So to sum up. This was a prize that I won, not a purchase. To be honest if it were my money I would have bought the Panasonic LX100 which is over $500 AUD cheaper. Leica try to talk you up by saying their version thanks to its Leica firmware produces better images and they throw in a copy of Adobe Lightroom. But honestly Lightroom is less than $200 and if you shoot RAW you can get the look you want easily enough. I found the body too smooth and sprung for the accessory grip which made life a lot better. The EVF ain’t crash hot – it is a field sequential LCD which means that it is subject to tearing with moving subjects or moving your eye around the viewfinder. This doesn’t bother some people as much as others, but it may be a deal killer. There’s no floppy touch screen and no mic input. On the plus side the camera is responsive produces good stills, very good video and is compact enough that it can be taken anywhere. When I got the camera I initially thought I’d use it for a few days and then sell it on Ebay. Instead I’ve had so much fun with it I’ve decided to keep it.
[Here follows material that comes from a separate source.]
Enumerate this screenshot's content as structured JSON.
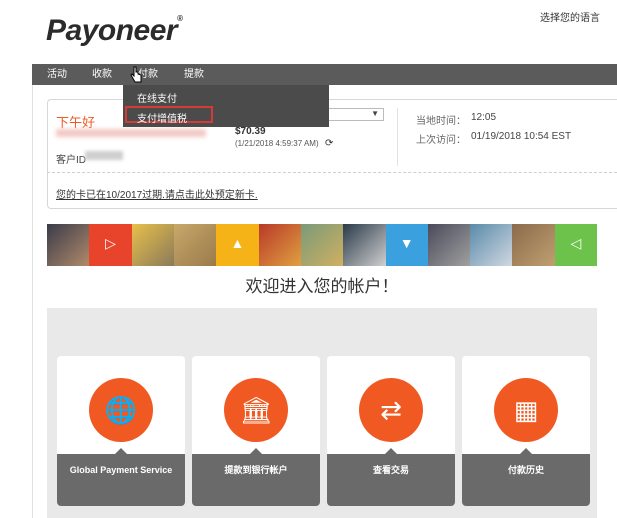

UPDATE Well I wrote this before Photokina, the big camera industry trade show in Cologne, Germany. I was hoping for a new updated model from either Leica or Panasonic to be announced with some of the changes I’ve talked about. Panasonic announced the launch of the LX10/LX15 (depending on which region you live in) camera. There are some worthy upgrades in the form of a tilt touch screen, an improved image stabilisation system, increase in MP to 20 and Panasonic’s very spiffy 4K photo mode which allows users to record video at 4K 30fps and extract stills from the clip. But the downsides are the loss of the viewfinder and the smaller sensor.